There were neither burning thorn bushes nor chariots of fire. Only a soft revelation to which many would not have paid attention, but that changed Griffiths’ life forever. The mystic experience — I began to understand — was not the magical ascent to some remote paradise. It was a quiet and personal revelation that the miraculous and the mundane are one and the same thing, and that both are in front of our eyes.
And as soon as you had sent the emails, you found a bird in the living room of your house. When it saw you, it flew upwards, full of fear and desperation, to the first floor, and you, after opening a window, had some problems to get it out of that window. Was that a sign?
H.: I’ve thought it over, but on the other hand, it is not the first time that this has happened. However, it is very rare. It happens perhaps once a year that a bird gets trapped in the house and doesn’t find its way out. Well, I don’t know. Was it a sign?

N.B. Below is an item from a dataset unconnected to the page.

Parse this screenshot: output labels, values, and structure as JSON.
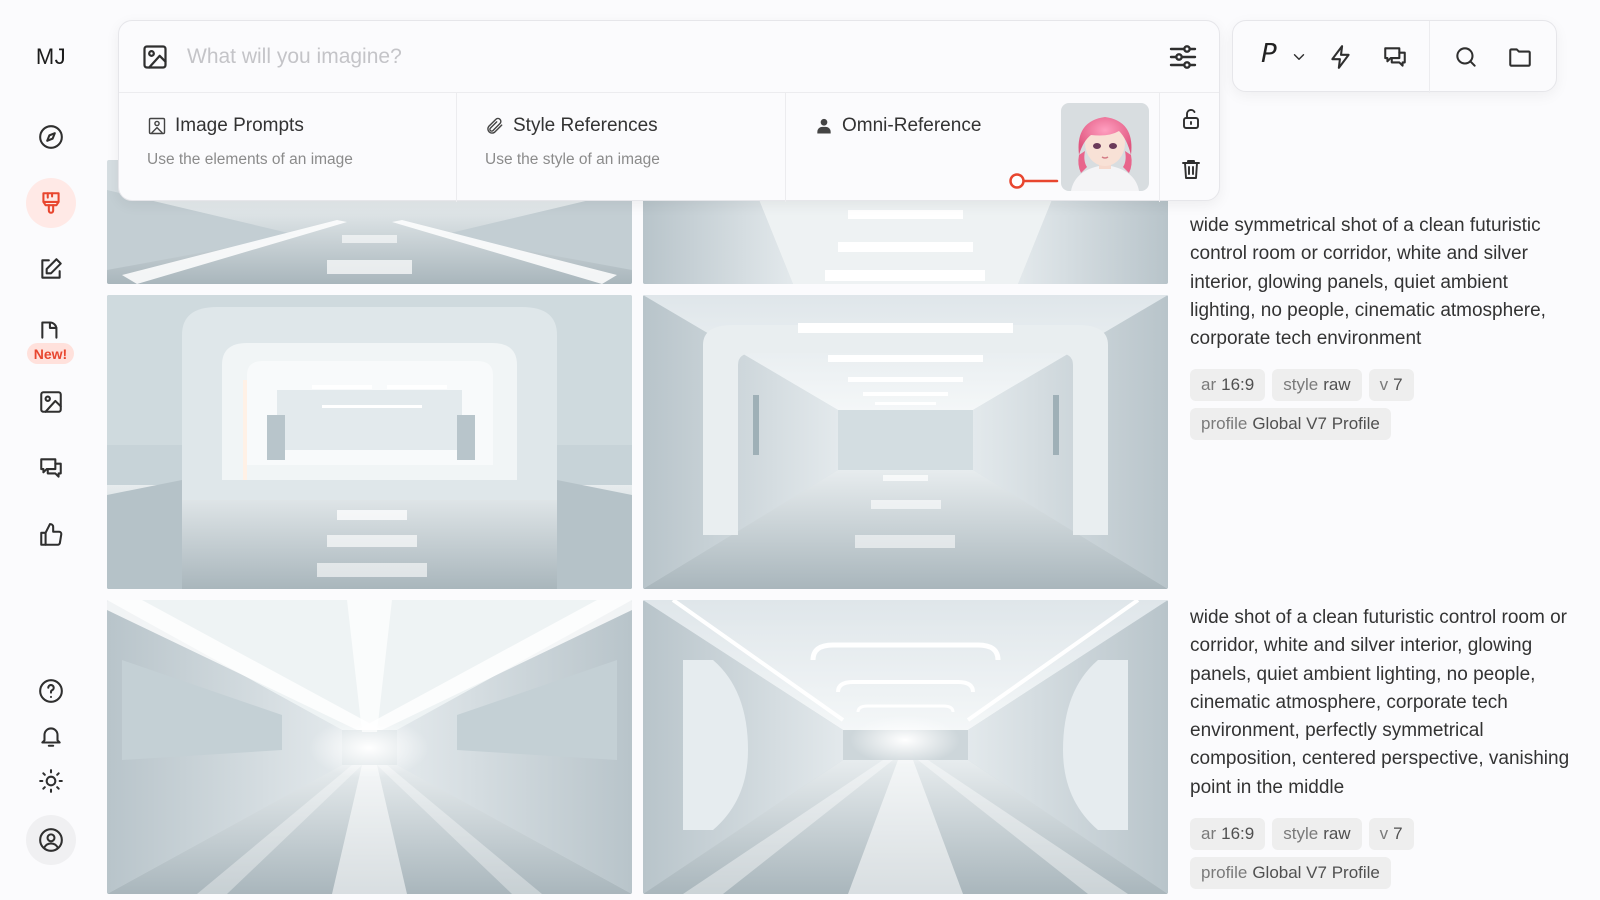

If you take it as a sign, it is. What do you say?
H.: I was thinking that, if coincidence really doesn’t exist, perhaps that should get my attention. There is another paragraph in that article stating:
The book is finished, and I still cannot say that I found religion; but certainly, I have realized that the greatest and most fascinating mysteries are there to be savored, not to be resolved. Mystery surrounds us: we only have to be humble of heart and to pay attention.
You said it.
It is time to stop. I only want to add that some Bible scholars suppose that the ancient Christians thought that Jesus had acquired some part of Divinity at this baptism. This point of view is called adoptionism.
In some way, that idea is false, because Jesus had obtained this part of Divinity much earlier. He already possessed a fully transformed soul. But on the other hand, the event of Jesus’ baptism was very important, because it was then when the first disciples joined him. But of that, we will speak next time.
Until then, have a good day and God bless you.
© Copyright is asserted in this message by Geoff Cutler 2013